## PROBLEM TO SOLVE
Exact copies of the lines below are the goal; any images in them are dropped.
BEGIN PROVIDED INFORMATION
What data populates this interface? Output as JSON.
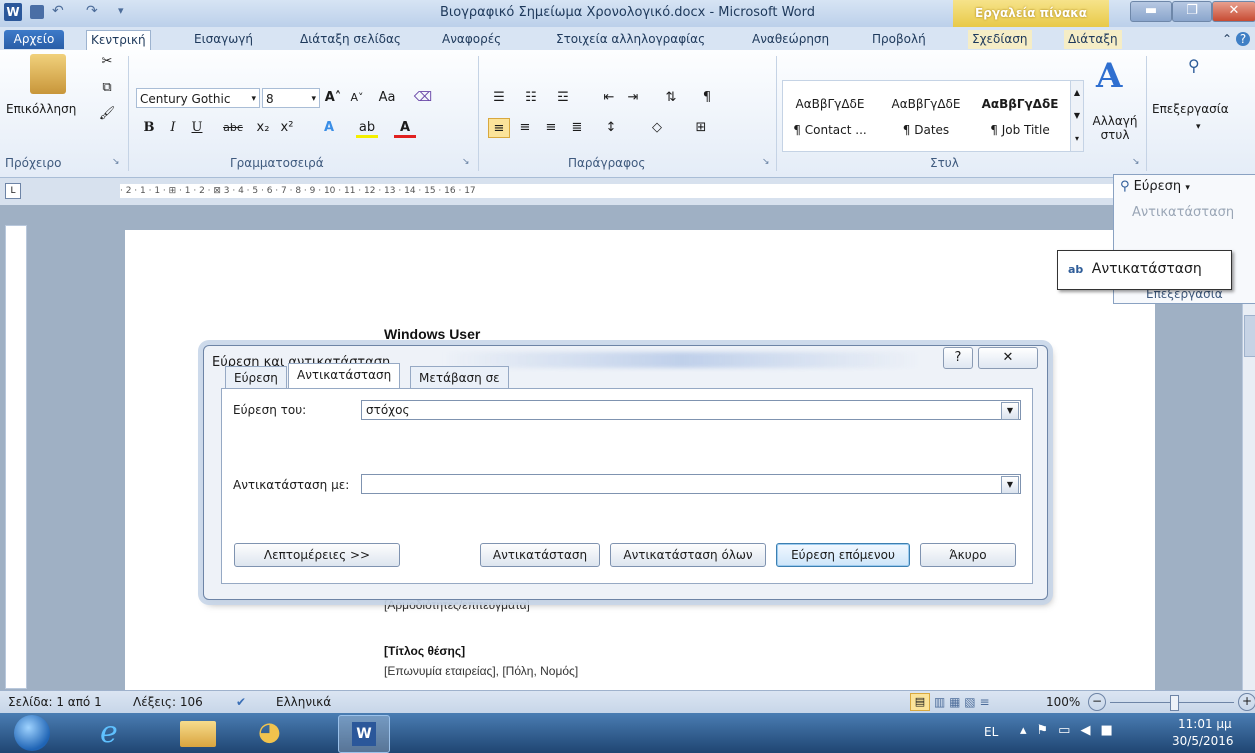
{
  "window": {
    "title": "Βιογραφικό Σημείωμα Χρονολογικό.docx - Microsoft Word",
    "context_tab_group": "Εργαλεία πίνακα",
    "app_icon": "W"
  },
  "tabs": {
    "file": "Αρχείο",
    "home": "Κεντρική",
    "insert": "Εισαγωγή",
    "layout": "Διάταξη σελίδας",
    "references": "Αναφορές",
    "mailings": "Στοιχεία αλληλογραφίας",
    "review": "Αναθεώρηση",
    "view": "Προβολή",
    "design": "Σχεδίαση",
    "table_layout": "Διάταξη"
  },
  "ribbon": {
    "clipboard": {
      "paste": "Επικόλληση",
      "label": "Πρόχειρο"
    },
    "font": {
      "name": "Century Gothic",
      "size": "8",
      "label": "Γραμματοσειρά"
    },
    "paragraph": {
      "label": "Παράγραφος"
    },
    "styles": {
      "items": [
        {
          "preview": "ΑαΒβΓγΔδΕ",
          "name": "¶ Contact ..."
        },
        {
          "preview": "ΑαΒβΓγΔδΕ",
          "name": "¶ Dates"
        },
        {
          "preview": "ΑαΒβΓγΔδΕ",
          "name": "¶ Job Title"
        }
      ],
      "change_styles": "Αλλαγή στυλ",
      "label": "Στυλ"
    },
    "editing": {
      "label": "Επεξεργασία"
    }
  },
  "find_popup": {
    "find": "Εύρεση",
    "replace": "Αντικατάσταση",
    "replace_callout": "Αντικατάσταση",
    "group_label": "Επεξεργασία"
  },
  "document": {
    "heading": "Windows User",
    "line1": "[Αρμοδιότητες/επιτεύγματα]",
    "line2": "[Τίτλος θέσης]",
    "line3": "[Επωνυμία εταιρείας], [Πόλη, Νομός]"
  },
  "dialog": {
    "title": "Εύρεση και αντικατάσταση",
    "help": "?",
    "close": "✕",
    "tabs": [
      "Εύρεση",
      "Αντικατάσταση",
      "Μετάβαση σε"
    ],
    "find_label": "Εύρεση του:",
    "find_value": "στόχος",
    "replace_label": "Αντικατάσταση με:",
    "replace_value": "",
    "more_button": "Λεπτομέρειες >>",
    "replace_button": "Αντικατάσταση",
    "replace_all_button": "Αντικατάσταση όλων",
    "find_next_button": "Εύρεση επόμενου",
    "cancel_button": "Άκυρο"
  },
  "status": {
    "page": "Σελίδα: 1 από 1",
    "words": "Λέξεις: 106",
    "language": "Ελληνικά",
    "zoom": "100%"
  },
  "taskbar": {
    "lang": "EL",
    "time": "11:01 μμ",
    "date": "30/5/2016"
  },
  "colors": {
    "accent": "#2b579a",
    "context_tab": "#e8c948"
  }
}
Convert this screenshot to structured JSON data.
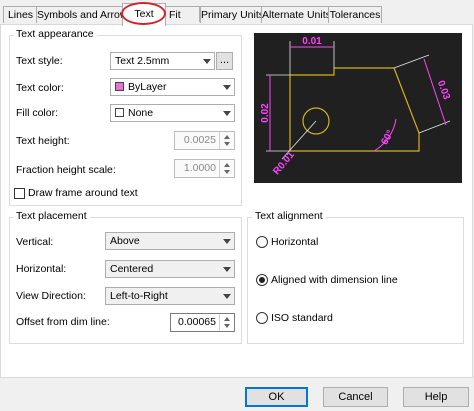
{
  "tabs": [
    {
      "label": "Lines",
      "active": false
    },
    {
      "label": "Symbols and Arrows",
      "active": false
    },
    {
      "label": "Text",
      "active": true
    },
    {
      "label": "Fit",
      "active": false
    },
    {
      "label": "Primary Units",
      "active": false
    },
    {
      "label": "Alternate Units",
      "active": false
    },
    {
      "label": "Tolerances",
      "active": false
    }
  ],
  "text_appearance": {
    "legend": "Text appearance",
    "text_style_label": "Text style:",
    "text_style_value": "Text 2.5mm",
    "browse_label": "...",
    "text_color_label": "Text color:",
    "text_color_value": "ByLayer",
    "text_color_swatch": "#e872d8",
    "fill_color_label": "Fill color:",
    "fill_color_value": "None",
    "text_height_label": "Text height:",
    "text_height_value": "0.0025",
    "fraction_label": "Fraction height scale:",
    "fraction_value": "1.0000",
    "frame_label": "Draw frame around text",
    "frame_checked": false
  },
  "preview": {
    "dim_top": "0.01",
    "dim_left": "0.02",
    "dim_right": "0.03",
    "dim_angle": "60°",
    "dim_radius": "R0.01",
    "line_color": "#e8e8e8",
    "dim_color": "#ff44ff",
    "shape_color": "#d6b01e"
  },
  "text_placement": {
    "legend": "Text placement",
    "vertical_label": "Vertical:",
    "vertical_value": "Above",
    "horizontal_label": "Horizontal:",
    "horizontal_value": "Centered",
    "view_dir_label": "View Direction:",
    "view_dir_value": "Left-to-Right",
    "offset_label": "Offset from dim line:",
    "offset_value": "0.00065"
  },
  "text_alignment": {
    "legend": "Text alignment",
    "options": [
      {
        "label": "Horizontal",
        "selected": false
      },
      {
        "label": "Aligned with dimension line",
        "selected": true
      },
      {
        "label": "ISO standard",
        "selected": false
      }
    ]
  },
  "buttons": {
    "ok": "OK",
    "cancel": "Cancel",
    "help": "Help"
  }
}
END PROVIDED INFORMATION
## SOLUTION TO THE EXERCISE
What data populates this interface? Output as JSON.
{
  "window": {
    "title": "Βιογραφικό Σημείωμα Χρονολογικό.docx - Microsoft Word",
    "context_tab_group": "Εργαλεία πίνακα",
    "app_icon": "W"
  },
  "tabs": {
    "file": "Αρχείο",
    "home": "Κεντρική",
    "insert": "Εισαγωγή",
    "layout": "Διάταξη σελίδας",
    "references": "Αναφορές",
    "mailings": "Στοιχεία αλληλογραφίας",
    "review": "Αναθεώρηση",
    "view": "Προβολή",
    "design": "Σχεδίαση",
    "table_layout": "Διάταξη"
  },
  "ribbon": {
    "clipboard": {
      "paste": "Επικόλληση",
      "label": "Πρόχειρο"
    },
    "font": {
      "name": "Century Gothic",
      "size": "8",
      "label": "Γραμματοσειρά"
    },
    "paragraph": {
      "label": "Παράγραφος"
    },
    "styles": {
      "items": [
        {
          "preview": "ΑαΒβΓγΔδΕ",
          "name": "¶ Contact ..."
        },
        {
          "preview": "ΑαΒβΓγΔδΕ",
          "name": "¶ Dates"
        },
        {
          "preview": "ΑαΒβΓγΔδΕ",
          "name": "¶ Job Title"
        }
      ],
      "change_styles": "Αλλαγή στυλ",
      "label": "Στυλ"
    },
    "editing": {
      "label": "Επεξεργασία"
    }
  },
  "find_popup": {
    "find": "Εύρεση",
    "replace": "Αντικατάσταση",
    "replace_callout": "Αντικατάσταση",
    "group_label": "Επεξεργασία"
  },
  "document": {
    "heading": "Windows User",
    "line1": "[Αρμοδιότητες/επιτεύγματα]",
    "line2": "[Τίτλος θέσης]",
    "line3": "[Επωνυμία εταιρείας], [Πόλη, Νομός]"
  },
  "dialog": {
    "title": "Εύρεση και αντικατάσταση",
    "help": "?",
    "close": "✕",
    "tabs": [
      "Εύρεση",
      "Αντικατάσταση",
      "Μετάβαση σε"
    ],
    "find_label": "Εύρεση του:",
    "find_value": "στόχος",
    "replace_label": "Αντικατάσταση με:",
    "replace_value": "",
    "more_button": "Λεπτομέρειες >>",
    "replace_button": "Αντικατάσταση",
    "replace_all_button": "Αντικατάσταση όλων",
    "find_next_button": "Εύρεση επόμενου",
    "cancel_button": "Άκυρο"
  },
  "status": {
    "page": "Σελίδα: 1 από 1",
    "words": "Λέξεις: 106",
    "language": "Ελληνικά",
    "zoom": "100%"
  },
  "taskbar": {
    "lang": "EL",
    "time": "11:01 μμ",
    "date": "30/5/2016"
  },
  "colors": {
    "accent": "#2b579a",
    "context_tab": "#e8c948"
  }
}
Convert this screenshot to structured JSON data.
{
  "tabs": [
    {
      "label": "Lines",
      "active": false
    },
    {
      "label": "Symbols and Arrows",
      "active": false
    },
    {
      "label": "Text",
      "active": true
    },
    {
      "label": "Fit",
      "active": false
    },
    {
      "label": "Primary Units",
      "active": false
    },
    {
      "label": "Alternate Units",
      "active": false
    },
    {
      "label": "Tolerances",
      "active": false
    }
  ],
  "text_appearance": {
    "legend": "Text appearance",
    "text_style_label": "Text style:",
    "text_style_value": "Text 2.5mm",
    "browse_label": "...",
    "text_color_label": "Text color:",
    "text_color_value": "ByLayer",
    "text_color_swatch": "#e872d8",
    "fill_color_label": "Fill color:",
    "fill_color_value": "None",
    "text_height_label": "Text height:",
    "text_height_value": "0.0025",
    "fraction_label": "Fraction height scale:",
    "fraction_value": "1.0000",
    "frame_label": "Draw frame around text",
    "frame_checked": false
  },
  "preview": {
    "dim_top": "0.01",
    "dim_left": "0.02",
    "dim_right": "0.03",
    "dim_angle": "60°",
    "dim_radius": "R0.01",
    "line_color": "#e8e8e8",
    "dim_color": "#ff44ff",
    "shape_color": "#d6b01e"
  },
  "text_placement": {
    "legend": "Text placement",
    "vertical_label": "Vertical:",
    "vertical_value": "Above",
    "horizontal_label": "Horizontal:",
    "horizontal_value": "Centered",
    "view_dir_label": "View Direction:",
    "view_dir_value": "Left-to-Right",
    "offset_label": "Offset from dim line:",
    "offset_value": "0.00065"
  },
  "text_alignment": {
    "legend": "Text alignment",
    "options": [
      {
        "label": "Horizontal",
        "selected": false
      },
      {
        "label": "Aligned with dimension line",
        "selected": true
      },
      {
        "label": "ISO standard",
        "selected": false
      }
    ]
  },
  "buttons": {
    "ok": "OK",
    "cancel": "Cancel",
    "help": "Help"
  }
}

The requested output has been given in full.